In the Picture of Dorian Gray, one of the characters observes that “nowadays people know the price of everything and the value of nothing.” That quote was from 1891, but I would say it is truer today than it was back then. We live in an internet age where we can instantly compare the price of various vacation options in seconds, but just because something is cheap doesn’t mean it provides good value. In this article, I want to point out the great value of Christian camps.
Working and attending
My experience with Christian camps comes as both a worker and an attendee. As a worker, I have counselled overnight kids camps at three different Christian camps. In my 20s, I was a part of the organizing committee for Upward Bound, which is a two-week camp for young adults and includes intense Bible study and a canoe trip in Algonquin Park.
And in my early 30s I joined the board at the Guelph Bible Conference Centre (GBCC). As an attendee, our family has attended family camps in each of the past seven years and I can say firsthand that Christian camps provide great value. I want to look at how they have value financially, spiritually, and socially.
If you are planning a family vacation, one of the first things you likely consider is the cost. After all, there’s not a lot of sense planning a trip abroad if you can’t even afford the gas to the airport. From what I’ve seen, I would say that Christian camps are priced competitively with other vacation options.
For instance, I know several people who have rented a cottage for a week in the summer and have paid at least $1,000 to do it. For the same price, they could have attended a week of family camp at GBCC. And the price of family camp also includes the cost of food and program activities, which you won’t find with almost any cottage rental.
If price is a real deterrent, you may want to consider contacting the camp to see if they have any sort of subsidy available. I know of camps that have a sponsorship fund which is used to help reduce or even completely cover the cost of attending camp.
Another way many Christian camps try to ease the financial strain on attendees is by offering discounts for families sending multiple children to a kids camp or by having a maximum charge for a family camp (e.g. GBCC has a $1,200 family maximum).
To me, the biggest difference between Christian camps and other vacation alternatives is the spiritual value. Christian camps (especially kids camps) are the place where the gospel is preached and where many children make lifelong commitments to the Lord.
My wife is an example of this. She grew up in a home with great Christian parents, regularly attended her assembly’s Sunday School and mid-week Bible club, but ultimately put her faith in the Lord at a kids camp.
But the spiritual value of Christian camps goes well beyond reaching children with the gospel. Family camps are a great opportunity to come away from the world for a week and to sit under sound Biblical ministry on a daily basis. I have personally benefitted from having my spiritual batteries recharged while attending family camp.
A final value that may not be quite as obvious is the social value Christian camps deliver. If you’re like the vast majority of people, you are going to have at least one friend, and they are going to help influence what you think and how you behave.

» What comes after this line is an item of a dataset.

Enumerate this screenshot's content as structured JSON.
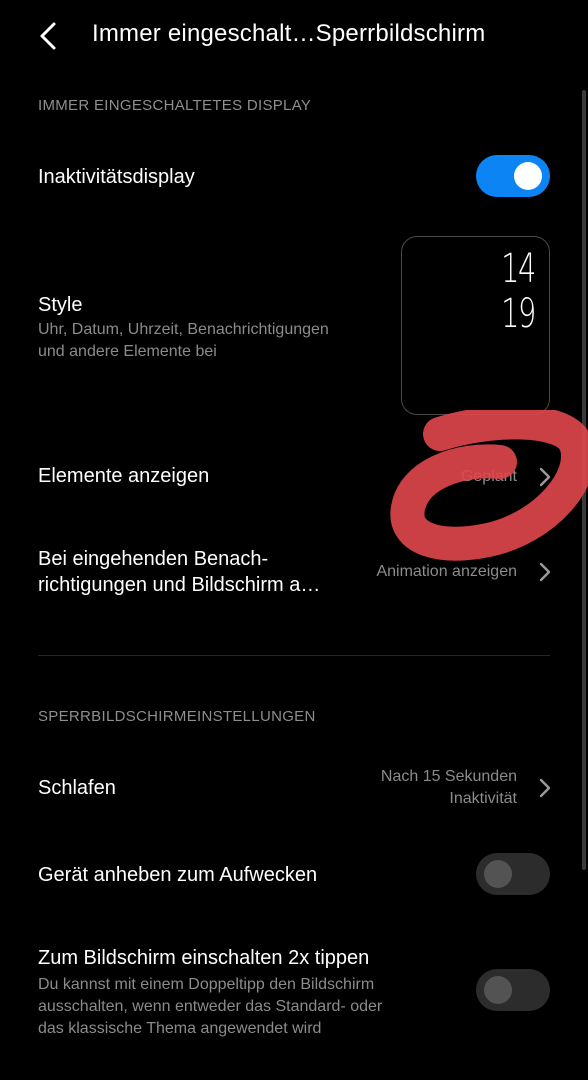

Christian camps are a good place to find others that are serious about the Lord and will be a positive influence in your life. Who knows, you may find a lifelong friend!
Since attending our first family camp seven summers ago, my wife and I have developed some very strong friendships with people that we either met or really got to know at family camp. It’s refreshing to talk to other Christians that are seeking to follow what God’s Word says and sometimes struggle to do it, just like us.
I believe the financial, spiritual and social value provided by Christian camps is well beyond other vacation options. As you are planning what to do for you summer holidays, I would encourage you to consider making an investment in your spiritual well-being and attend a Christian camp.
Ryan, his wife Erin, and two young children live in Kitchener, Ontario. Ryan is an elder at Bethel Chapel in Waterloo, Ontario, is a board member at the Guelph Bible Conference Centre and is part of the organizing committee for the Ontario Workers and Elders Conference.